Tiny “living machines” made of frog cells can replicate themselves, making copies that can then go on to do the same. This newly described form of renewal offers insights into how to design biological machines that are self-perpetuating.
“This is an incredibly exciting breakthrough,” for the field of biologically based robotics, says Kirstin Petersen, an electrical and computer engineer at Cornell University who studies groups of robots. Robots that can copy themselves are an important step toward systems that don’t need humans to operate, she says.
Earlier this year, researchers described the behaviors of the lab-made living robots, called xenobots (SN: 3/31/21). Plucked out of frogs’ growing bodies, small clumps of skin stem cells from frog embryos knitted themselves into small spheres and began to move. Cellular extensions called cilia served as motors that powered the xenobots as they cruised around their lab dishes.
That cruising can have a bigger purpose, the researchers now report in the Dec. 7 Proceedings of the National Academy of Sciences. As the xenobots bumble about, they can gather loose frog cells into spheres, which then coalesce into xenobots themselves.
This type of movement-created reproduction, called kinematic self-replication by the researchers, appears to be new for living cells. Usually, reproducing organisms contribute some parental material to their offspring, says study coauthor Douglas Blackiston of Tufts University in Medford, Mass., and Harvard University. Sexual reproduction, for instance, requires parental sperm and egg cells to get started. Other types of reproduction involve cells splitting or budding off from a parent.

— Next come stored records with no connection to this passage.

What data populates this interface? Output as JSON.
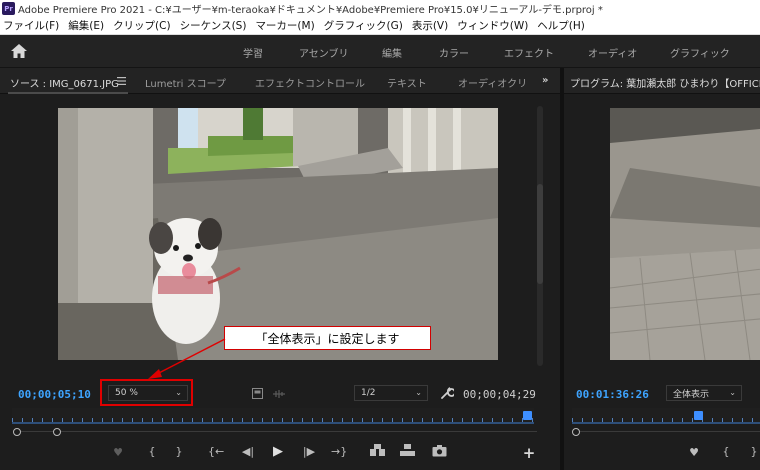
{
  "titlebar": {
    "title": "Adobe Premiere Pro 2021 - C:¥ユーザー¥m-teraoka¥ドキュメント¥Adobe¥Premiere Pro¥15.0¥リニューアル-デモ.prproj *"
  },
  "menubar": {
    "items": [
      "ファイル(F)",
      "編集(E)",
      "クリップ(C)",
      "シーケンス(S)",
      "マーカー(M)",
      "グラフィック(G)",
      "表示(V)",
      "ウィンドウ(W)",
      "ヘルプ(H)"
    ]
  },
  "workspace": {
    "tabs": [
      "学習",
      "アセンブリ",
      "編集",
      "カラー",
      "エフェクト",
      "オーディオ",
      "グラフィック"
    ]
  },
  "source_tabs": {
    "items": [
      "ソース : IMG_0671.JPG",
      "Lumetri スコープ",
      "エフェクトコントロール",
      "テキスト",
      "オーディオクリ"
    ],
    "overflow": "»"
  },
  "program_tabs": {
    "title": "プログラム: 葉加瀬太郎 ひまわり【OFFICIAL】"
  },
  "source": {
    "timecode_in": "00;00;05;10",
    "zoom_value": "50 %",
    "resolution": "1/2",
    "timecode_duration": "00;00;04;29",
    "callout": "「全体表示」に設定します"
  },
  "program": {
    "timecode": "00:01:36:26",
    "zoom_value": "全体表示"
  },
  "transport_icons": [
    "marker-icon",
    "mark-in-icon",
    "mark-out-icon",
    "go-to-in-icon",
    "step-back-icon",
    "play-icon",
    "step-forward-icon",
    "go-to-out-icon",
    "insert-icon",
    "overwrite-icon",
    "export-frame-icon",
    "add-button-icon"
  ],
  "colors": {
    "timecode_blue": "#3ea4ff",
    "highlight_red": "#e00000",
    "panel_bg": "#1d1d1d"
  }
}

“Here, this is different,” Blackiston says. These xenobots are “finding loose parts, sort of like robotics parts in the environment, and cobbling them together.” Those collections then grow into “a second generation of xenobots that can move around like their parents,” Blackiston says.
Left to their own devices, spheroid xenobots could generally create only one more generation before dying out, the researchers found. But with the help of an artificial intelligence program that predicted an optimal shape for the original xenobots, the replication could be pushed to four generations.
The AI program predicted that a C shape, much like an openmouthed Pac-Man, would be a more efficient progenitor. Sure enough, when improved xenobots were let loose in a dish, they began scooping up loose cells into their gaping “mouths,” forming more sphere-shaped bots. A mobile offspring took shape once about 50 cells had glommed together in a parent’s opening, Blackiston says. A full-bodied xenobot consists of about 4,000 to 6,000 frog cells.
Xenobots’ tiny size is an advantage, Petersen says. “The fact that they were able to do this at such a small scale just makes it even better, because you can start to imagine biomedical application areas,” she says. Minuscule xenobots might be able to sculpt tissues for implantation, for instance, or go inside bodies to deliver therapeutics to specific spots.
Beyond the possible jobs for the xenobots, the research advances an important science, one that has existential importance for humans, says study coauthor Michael Levin, a developmental biologist at Tufts. That is, “the science of trying to anticipate and control the consequences of complex systems,” he says.
“Originally, no one would have predicted any of this,” Levin says. “These things are routinely doing things that surprise us.” With xenobots, researchers can push the limits of the unexpected. “This is about a safe way to explore and advance the science of being less surprised by things,” Levin says.